Jeffery Woodke, a U.S. missionary who was kidnapped by armed men from his home in Niger, West Africa, on Friday after they killed his two guards, is now believed to be in the hands of a drug-trafficking jihadist group called The Movement for Unity and Jihad in West Africa (MUJAO).
“We think this is the MUJAO,” Nigerien Interior Minister Mohamed Bazoum told the AFP. “We followed the kidnappers when they crossed the Malian border. They headed to the Menaka region (eastern Mali ), near the Niger border, an area controlled by the Mujao.”
According to the Terrorism Research and Analysis Consortium, the MUJAO is a splinter group of the Organization of al-Qaeda in the Islamic Maghreb, which formally announced its existence following its abduction of three humanitarian workers from a Saharan refugee camp in Tindouf on Oct. 23, 2011. MUJAO’s leaders are known to be drug traffickers involved in the drug trade in the Sahel and southern Algeria.
A Paris Match report suggests that Woodke’s kidnapping could be the result of a dispute concerning a stolen drug shipment which implicates a local government official. Woodke, who is affectionately known as the “white wolf,” is being used as collateral.

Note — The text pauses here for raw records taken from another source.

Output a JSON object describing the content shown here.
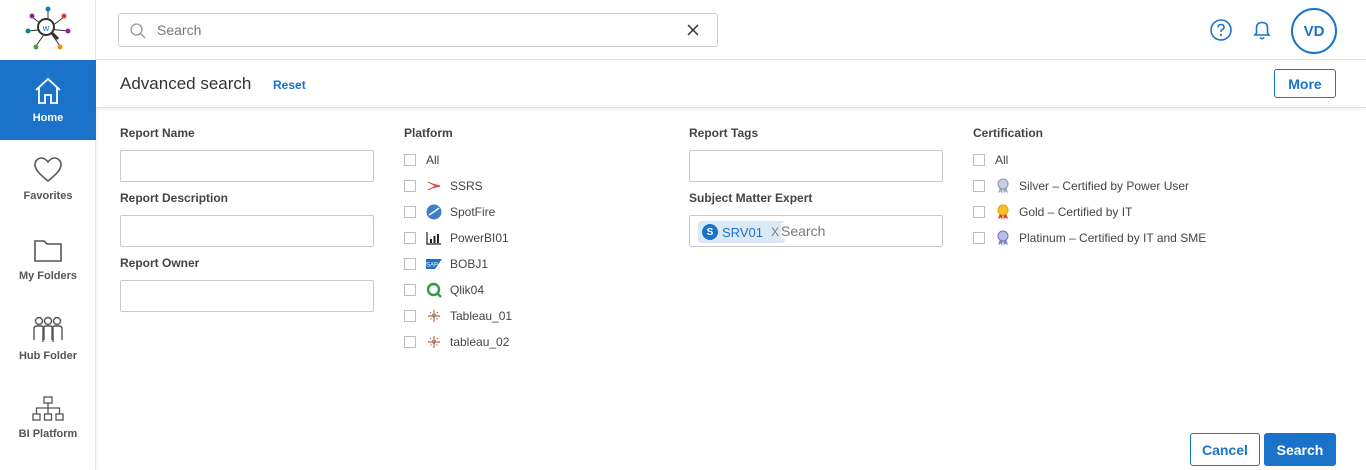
{
  "colors": {
    "accent": "#1a73c8"
  },
  "sidebar": {
    "items": [
      {
        "label": "Home",
        "icon": "home-icon",
        "active": true
      },
      {
        "label": "Favorites",
        "icon": "heart-icon"
      },
      {
        "label": "My Folders",
        "icon": "folder-icon"
      },
      {
        "label": "Hub Folder",
        "icon": "people-icon"
      },
      {
        "label": "BI Platform",
        "icon": "hierarchy-icon"
      }
    ]
  },
  "topbar": {
    "search_placeholder": "Search",
    "avatar_initials": "VD"
  },
  "subheader": {
    "title": "Advanced search",
    "reset_label": "Reset",
    "more_label": "More"
  },
  "form": {
    "report_name_label": "Report Name",
    "report_description_label": "Report Description",
    "report_owner_label": "Report Owner",
    "platform_label": "Platform",
    "platforms": [
      {
        "label": "All",
        "icon": ""
      },
      {
        "label": "SSRS",
        "icon": "ssrs-icon"
      },
      {
        "label": "SpotFire",
        "icon": "spotfire-icon"
      },
      {
        "label": "PowerBI01",
        "icon": "powerbi-icon"
      },
      {
        "label": "BOBJ1",
        "icon": "sap-icon"
      },
      {
        "label": "Qlik04",
        "icon": "qlik-icon"
      },
      {
        "label": "Tableau_01",
        "icon": "tableau-icon"
      },
      {
        "label": "tableau_02",
        "icon": "tableau-icon"
      }
    ],
    "report_tags_label": "Report Tags",
    "sme_label": "Subject Matter Expert",
    "sme_chip": {
      "initial": "S",
      "value": "SRV01",
      "remove": "X"
    },
    "sme_placeholder": "Search",
    "certification_label": "Certification",
    "certifications": [
      {
        "label": "All",
        "icon": ""
      },
      {
        "label": "Silver – Certified by Power User",
        "icon": "silver-badge-icon"
      },
      {
        "label": "Gold – Certified by IT",
        "icon": "gold-badge-icon"
      },
      {
        "label": "Platinum – Certified by IT and SME",
        "icon": "platinum-badge-icon"
      }
    ]
  },
  "actions": {
    "cancel_label": "Cancel",
    "search_label": "Search"
  }
}
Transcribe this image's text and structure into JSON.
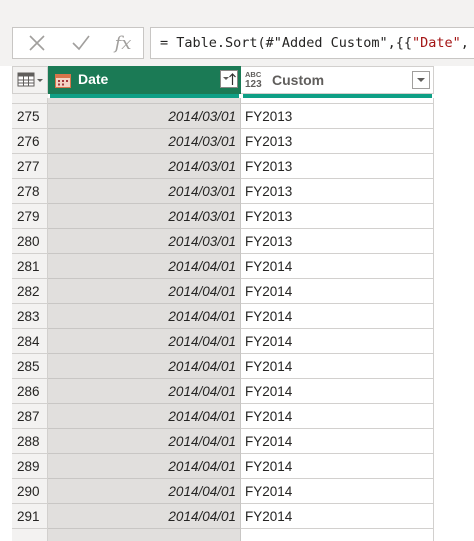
{
  "formula_bar": {
    "cancel_icon": "close-icon",
    "confirm_icon": "check-icon",
    "fx_label": "fx",
    "formula_prefix": "= Table.Sort(#\"Added Custom\",{{",
    "formula_string": "\"Date\"",
    "formula_suffix": ", C"
  },
  "grid": {
    "table_menu_icon": "table-icon",
    "columns": [
      {
        "name": "Date",
        "type_icon": "calendar-icon",
        "sort_icon": "sort-ascending-icon"
      },
      {
        "name": "Custom",
        "type_abc": "ABC",
        "type_123": "123",
        "filter_icon": "chevron-down-icon"
      }
    ],
    "rows": [
      {
        "num": "275",
        "date": "2014/03/01",
        "custom": "FY2013"
      },
      {
        "num": "276",
        "date": "2014/03/01",
        "custom": "FY2013"
      },
      {
        "num": "277",
        "date": "2014/03/01",
        "custom": "FY2013"
      },
      {
        "num": "278",
        "date": "2014/03/01",
        "custom": "FY2013"
      },
      {
        "num": "279",
        "date": "2014/03/01",
        "custom": "FY2013"
      },
      {
        "num": "280",
        "date": "2014/03/01",
        "custom": "FY2013"
      },
      {
        "num": "281",
        "date": "2014/04/01",
        "custom": "FY2014"
      },
      {
        "num": "282",
        "date": "2014/04/01",
        "custom": "FY2014"
      },
      {
        "num": "283",
        "date": "2014/04/01",
        "custom": "FY2014"
      },
      {
        "num": "284",
        "date": "2014/04/01",
        "custom": "FY2014"
      },
      {
        "num": "285",
        "date": "2014/04/01",
        "custom": "FY2014"
      },
      {
        "num": "286",
        "date": "2014/04/01",
        "custom": "FY2014"
      },
      {
        "num": "287",
        "date": "2014/04/01",
        "custom": "FY2014"
      },
      {
        "num": "288",
        "date": "2014/04/01",
        "custom": "FY2014"
      },
      {
        "num": "289",
        "date": "2014/04/01",
        "custom": "FY2014"
      },
      {
        "num": "290",
        "date": "2014/04/01",
        "custom": "FY2014"
      },
      {
        "num": "291",
        "date": "2014/04/01",
        "custom": "FY2014"
      }
    ]
  },
  "colors": {
    "selected_header": "#1b7a55",
    "quality_bar": "#0e9f85",
    "selected_column": "#e1dfdd"
  }
}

The missionary, who is from McKinlyville, California, is a longtime aid worker with The Youth With A Mission charity and has been living in Niger since 1992. As recently as Sept. 17, he was also listed as an instructor at Redwood Coast School of Missions which is operated by the Arcata First Baptist Church.

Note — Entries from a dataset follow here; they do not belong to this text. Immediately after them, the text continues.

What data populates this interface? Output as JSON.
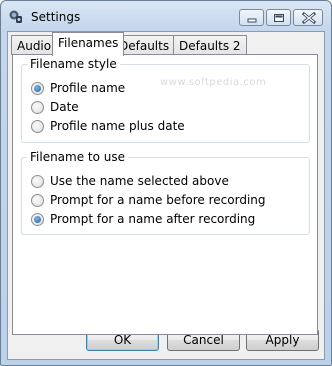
{
  "window": {
    "title": "Settings"
  },
  "watermark": "www.softpedia.com",
  "tabs": [
    {
      "label": "Audio",
      "active": false
    },
    {
      "label": "Filenames",
      "active": true
    },
    {
      "label": "Defaults 1",
      "active": false
    },
    {
      "label": "Defaults 2",
      "active": false
    }
  ],
  "filename_style": {
    "title": "Filename style",
    "options": [
      {
        "label": "Profile name",
        "checked": true
      },
      {
        "label": "Date",
        "checked": false
      },
      {
        "label": "Profile name plus date",
        "checked": false
      }
    ]
  },
  "filename_to_use": {
    "title": "Filename to use",
    "options": [
      {
        "label": "Use the name selected above",
        "checked": false
      },
      {
        "label": "Prompt for a name before recording",
        "checked": false
      },
      {
        "label": "Prompt for a name after recording",
        "checked": true
      }
    ]
  },
  "buttons": {
    "ok": "OK",
    "cancel": "Cancel",
    "apply": "Apply"
  },
  "colors": {
    "title_bar": "#c3d6ec",
    "dialog_face": "#f0f0f0",
    "radio_checked": "#1d5fa6"
  }
}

Although he is a proud believer in Christ, a Le Monde report said Woodke never proselytized while he was in Niger with his wife and two sons. The sons reportedly returned to the U.S. with their mother in 2006 to pursue graduate studies while Woodke split his time between the U.S. and his work in Niger.
The Christian Post reached out to YWAM for comment on the investigation into Woodke’s kidnapping on Tuesday but no one was available.

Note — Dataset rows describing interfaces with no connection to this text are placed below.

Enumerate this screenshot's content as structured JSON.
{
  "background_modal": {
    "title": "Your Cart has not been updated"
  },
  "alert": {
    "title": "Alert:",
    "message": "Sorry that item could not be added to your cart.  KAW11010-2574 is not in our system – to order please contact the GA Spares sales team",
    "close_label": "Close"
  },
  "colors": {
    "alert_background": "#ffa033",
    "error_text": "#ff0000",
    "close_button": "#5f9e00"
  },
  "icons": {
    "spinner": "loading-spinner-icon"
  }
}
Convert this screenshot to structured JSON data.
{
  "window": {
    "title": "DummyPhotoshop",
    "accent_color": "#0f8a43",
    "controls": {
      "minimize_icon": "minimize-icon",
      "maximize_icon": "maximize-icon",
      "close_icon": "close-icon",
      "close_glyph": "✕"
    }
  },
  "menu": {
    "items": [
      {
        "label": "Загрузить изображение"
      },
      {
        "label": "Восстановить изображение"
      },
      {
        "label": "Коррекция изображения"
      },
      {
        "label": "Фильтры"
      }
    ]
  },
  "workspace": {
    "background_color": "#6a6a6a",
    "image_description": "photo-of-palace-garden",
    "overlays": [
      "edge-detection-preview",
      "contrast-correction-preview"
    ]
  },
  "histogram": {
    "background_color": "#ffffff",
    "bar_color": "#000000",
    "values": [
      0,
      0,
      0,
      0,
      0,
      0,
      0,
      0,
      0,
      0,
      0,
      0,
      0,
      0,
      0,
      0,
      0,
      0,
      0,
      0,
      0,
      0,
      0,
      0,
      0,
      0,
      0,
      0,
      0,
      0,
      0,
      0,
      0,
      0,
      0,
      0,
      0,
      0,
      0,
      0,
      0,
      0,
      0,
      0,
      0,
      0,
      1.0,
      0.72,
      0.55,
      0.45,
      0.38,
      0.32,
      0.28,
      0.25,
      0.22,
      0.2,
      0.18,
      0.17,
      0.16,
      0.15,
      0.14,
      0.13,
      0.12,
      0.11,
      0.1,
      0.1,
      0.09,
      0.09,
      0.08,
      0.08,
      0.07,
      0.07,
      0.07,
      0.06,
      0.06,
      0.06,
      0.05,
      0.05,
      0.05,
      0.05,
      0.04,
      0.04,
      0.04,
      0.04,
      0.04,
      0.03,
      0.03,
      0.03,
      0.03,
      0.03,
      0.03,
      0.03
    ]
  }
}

A representative from Arcata First Baptist Church said the organization is expected to release a statement on the kidnapping soon.
“All I can say is YWAM is handling all media requests and will be coming out with an official statement,” the representative of Arcata First Baptist Church told CP on Tuesday.
On Friday night according to Reuters, the gunmen raided Woodke’s house in central Niger, killing his guard and housekeeper before driving him across the desert toward Mali.
Residents reported hearing gunfire near Woodke’s home late on Friday and the town’s Mayor, Ahmed Dilo, told Reuters that gunmen first came on a motorbike to kill Woodke’s guard before whisking the missionary off in a truck.
A government source also told CNN on condition of anonymity that witnesses in Abalak said the gunmen also forced Woodke to strip down to his undergarments before putting him in their four-wheel drive vehicle. The source said removing clothes from hostages was a usual practice of terrorist groups trying to avoid being tracked.
Pete Thompson, a spokesperson for YWAM, told the Independent on Saturday that JEMED was a partner organization.
“It is not known where he has been taken and no group has yet claimed responsibility for his abduction,” Thompson said.
“His family have been informed and the U.S. government is tracking the situation,” he added.
“We are aware of reports of the kidnapping of a U.S. citizen in Niger,” a State Department official told The New York Times after the abduction late Friday. “The U.S. Department of State has no higher priority than the safety and security of U.S. citizens overseas.”